- **WORK TO BE COMPLETED**:
Within the following material, tally each line that contains the string "this". Give the tally only.
[Start of Attachment]
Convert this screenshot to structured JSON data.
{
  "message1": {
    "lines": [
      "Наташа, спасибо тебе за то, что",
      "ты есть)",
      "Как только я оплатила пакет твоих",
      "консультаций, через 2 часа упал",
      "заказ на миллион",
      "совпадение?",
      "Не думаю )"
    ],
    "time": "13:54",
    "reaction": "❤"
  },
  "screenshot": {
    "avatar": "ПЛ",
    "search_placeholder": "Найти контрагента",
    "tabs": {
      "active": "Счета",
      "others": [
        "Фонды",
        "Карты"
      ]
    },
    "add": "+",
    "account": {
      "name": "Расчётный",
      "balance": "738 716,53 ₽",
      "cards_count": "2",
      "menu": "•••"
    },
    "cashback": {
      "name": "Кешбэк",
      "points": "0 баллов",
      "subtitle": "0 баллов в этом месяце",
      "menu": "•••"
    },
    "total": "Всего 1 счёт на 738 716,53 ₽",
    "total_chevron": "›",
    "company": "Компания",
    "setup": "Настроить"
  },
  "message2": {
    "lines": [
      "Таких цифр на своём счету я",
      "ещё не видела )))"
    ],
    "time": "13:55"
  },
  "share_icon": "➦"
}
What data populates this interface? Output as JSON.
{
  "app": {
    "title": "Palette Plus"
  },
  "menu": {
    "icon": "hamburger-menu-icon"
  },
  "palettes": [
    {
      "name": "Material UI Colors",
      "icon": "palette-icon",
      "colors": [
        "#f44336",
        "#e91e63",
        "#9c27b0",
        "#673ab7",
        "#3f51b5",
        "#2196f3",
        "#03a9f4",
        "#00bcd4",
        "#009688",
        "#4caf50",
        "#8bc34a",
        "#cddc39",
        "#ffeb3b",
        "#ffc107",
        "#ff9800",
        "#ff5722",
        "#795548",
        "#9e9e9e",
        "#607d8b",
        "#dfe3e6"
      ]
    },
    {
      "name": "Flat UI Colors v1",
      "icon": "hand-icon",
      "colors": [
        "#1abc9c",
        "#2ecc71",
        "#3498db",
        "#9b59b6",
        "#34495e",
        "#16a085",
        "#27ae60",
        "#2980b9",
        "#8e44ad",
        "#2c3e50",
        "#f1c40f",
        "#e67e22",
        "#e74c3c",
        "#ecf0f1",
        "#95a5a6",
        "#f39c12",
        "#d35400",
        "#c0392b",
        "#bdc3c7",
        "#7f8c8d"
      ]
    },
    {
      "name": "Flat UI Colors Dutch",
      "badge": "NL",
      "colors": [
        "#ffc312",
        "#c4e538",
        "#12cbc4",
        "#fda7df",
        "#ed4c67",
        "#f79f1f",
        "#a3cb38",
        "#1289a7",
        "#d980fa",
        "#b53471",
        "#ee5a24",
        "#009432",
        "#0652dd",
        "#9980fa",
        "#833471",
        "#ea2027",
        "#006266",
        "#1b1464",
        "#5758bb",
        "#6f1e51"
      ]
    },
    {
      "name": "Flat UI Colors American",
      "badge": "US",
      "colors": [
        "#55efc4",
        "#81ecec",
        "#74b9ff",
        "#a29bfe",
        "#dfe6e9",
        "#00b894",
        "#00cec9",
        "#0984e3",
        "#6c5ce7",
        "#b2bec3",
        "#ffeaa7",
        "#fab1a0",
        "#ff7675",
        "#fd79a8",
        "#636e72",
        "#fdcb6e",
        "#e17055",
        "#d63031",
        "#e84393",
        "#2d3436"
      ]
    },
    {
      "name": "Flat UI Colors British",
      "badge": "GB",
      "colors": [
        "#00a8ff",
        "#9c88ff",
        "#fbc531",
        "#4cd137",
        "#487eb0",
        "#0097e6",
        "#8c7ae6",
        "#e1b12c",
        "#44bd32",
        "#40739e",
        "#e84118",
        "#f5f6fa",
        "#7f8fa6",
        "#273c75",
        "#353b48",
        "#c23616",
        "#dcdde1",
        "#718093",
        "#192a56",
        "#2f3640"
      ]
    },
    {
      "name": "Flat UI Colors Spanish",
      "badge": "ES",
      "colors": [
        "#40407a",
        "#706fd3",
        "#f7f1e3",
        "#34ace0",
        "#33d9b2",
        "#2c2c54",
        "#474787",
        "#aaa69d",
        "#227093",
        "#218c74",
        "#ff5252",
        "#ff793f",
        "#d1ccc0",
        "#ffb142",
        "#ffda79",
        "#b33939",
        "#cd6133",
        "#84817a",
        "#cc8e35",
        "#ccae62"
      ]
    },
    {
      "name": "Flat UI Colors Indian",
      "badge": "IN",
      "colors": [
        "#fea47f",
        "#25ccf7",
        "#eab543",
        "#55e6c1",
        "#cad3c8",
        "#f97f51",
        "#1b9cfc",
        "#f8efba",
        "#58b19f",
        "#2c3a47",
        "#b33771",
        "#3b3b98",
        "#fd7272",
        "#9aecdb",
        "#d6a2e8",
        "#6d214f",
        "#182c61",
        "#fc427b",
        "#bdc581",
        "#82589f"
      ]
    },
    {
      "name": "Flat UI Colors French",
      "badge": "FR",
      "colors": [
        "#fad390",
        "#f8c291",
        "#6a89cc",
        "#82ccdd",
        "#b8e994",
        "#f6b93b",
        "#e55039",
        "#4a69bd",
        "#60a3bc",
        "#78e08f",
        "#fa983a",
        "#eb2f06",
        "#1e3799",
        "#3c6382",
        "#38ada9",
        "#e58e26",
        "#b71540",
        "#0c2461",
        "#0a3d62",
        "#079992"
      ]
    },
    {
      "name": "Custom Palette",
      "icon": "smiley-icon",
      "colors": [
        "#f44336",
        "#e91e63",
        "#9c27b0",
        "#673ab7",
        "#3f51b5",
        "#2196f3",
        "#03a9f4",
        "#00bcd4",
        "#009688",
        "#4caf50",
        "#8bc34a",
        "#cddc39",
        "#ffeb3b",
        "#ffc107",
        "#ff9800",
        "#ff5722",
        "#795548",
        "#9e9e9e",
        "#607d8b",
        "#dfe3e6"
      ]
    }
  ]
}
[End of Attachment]
- **RESPONSE BELOW**:
2